- Opening Delimiter -

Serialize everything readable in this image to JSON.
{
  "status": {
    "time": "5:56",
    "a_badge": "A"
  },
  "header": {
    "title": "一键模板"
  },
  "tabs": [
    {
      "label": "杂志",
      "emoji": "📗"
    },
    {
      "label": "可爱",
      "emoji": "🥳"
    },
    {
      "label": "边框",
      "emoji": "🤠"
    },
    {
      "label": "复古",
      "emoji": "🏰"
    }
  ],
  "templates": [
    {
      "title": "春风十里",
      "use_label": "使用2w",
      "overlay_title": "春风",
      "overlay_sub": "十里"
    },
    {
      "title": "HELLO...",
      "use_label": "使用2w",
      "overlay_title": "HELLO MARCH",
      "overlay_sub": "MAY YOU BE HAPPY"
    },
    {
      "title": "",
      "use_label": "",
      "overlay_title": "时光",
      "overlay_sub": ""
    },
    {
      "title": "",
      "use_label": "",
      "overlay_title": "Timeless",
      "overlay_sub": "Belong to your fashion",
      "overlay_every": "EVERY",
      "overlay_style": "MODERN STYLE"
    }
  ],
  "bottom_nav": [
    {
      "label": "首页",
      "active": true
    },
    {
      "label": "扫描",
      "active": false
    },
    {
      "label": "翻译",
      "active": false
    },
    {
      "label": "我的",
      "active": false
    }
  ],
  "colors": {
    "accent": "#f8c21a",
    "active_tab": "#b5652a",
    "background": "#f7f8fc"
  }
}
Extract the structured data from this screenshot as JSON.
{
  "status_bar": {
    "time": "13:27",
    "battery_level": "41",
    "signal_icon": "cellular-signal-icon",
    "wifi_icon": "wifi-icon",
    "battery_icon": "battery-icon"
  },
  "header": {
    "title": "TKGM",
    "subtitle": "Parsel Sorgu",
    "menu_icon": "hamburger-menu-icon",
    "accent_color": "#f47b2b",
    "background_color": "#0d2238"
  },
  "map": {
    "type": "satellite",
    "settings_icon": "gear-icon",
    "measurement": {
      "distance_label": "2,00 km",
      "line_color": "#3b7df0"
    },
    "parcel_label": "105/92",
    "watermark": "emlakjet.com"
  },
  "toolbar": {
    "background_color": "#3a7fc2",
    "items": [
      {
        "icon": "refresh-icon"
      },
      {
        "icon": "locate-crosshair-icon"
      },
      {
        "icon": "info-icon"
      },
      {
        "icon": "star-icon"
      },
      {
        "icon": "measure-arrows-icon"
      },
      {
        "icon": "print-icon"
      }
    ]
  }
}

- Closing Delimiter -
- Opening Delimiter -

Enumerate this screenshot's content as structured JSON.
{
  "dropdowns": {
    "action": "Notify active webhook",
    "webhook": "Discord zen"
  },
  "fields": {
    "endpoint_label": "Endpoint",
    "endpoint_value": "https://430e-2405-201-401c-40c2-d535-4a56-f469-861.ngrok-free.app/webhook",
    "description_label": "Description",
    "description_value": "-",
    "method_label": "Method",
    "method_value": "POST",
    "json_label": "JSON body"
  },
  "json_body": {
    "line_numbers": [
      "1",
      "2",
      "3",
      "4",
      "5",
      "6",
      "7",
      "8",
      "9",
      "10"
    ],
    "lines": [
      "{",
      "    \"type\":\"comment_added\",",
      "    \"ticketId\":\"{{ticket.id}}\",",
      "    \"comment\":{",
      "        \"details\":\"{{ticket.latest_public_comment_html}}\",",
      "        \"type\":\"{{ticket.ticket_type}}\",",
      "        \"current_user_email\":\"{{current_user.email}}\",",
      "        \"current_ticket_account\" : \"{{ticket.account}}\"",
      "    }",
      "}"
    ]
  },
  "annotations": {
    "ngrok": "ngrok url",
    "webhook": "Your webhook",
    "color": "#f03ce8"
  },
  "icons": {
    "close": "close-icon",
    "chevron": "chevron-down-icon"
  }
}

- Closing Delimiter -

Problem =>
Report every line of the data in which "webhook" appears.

Exercise output =>
    "action": "Notify active webhook",
    "webhook": "Discord zen"
    "endpoint_value": "https://430e-2405-201-401c-40c2-d535-4a56-f469-861.ngrok-free.app/webhook",
    "webhook": "Your webhook",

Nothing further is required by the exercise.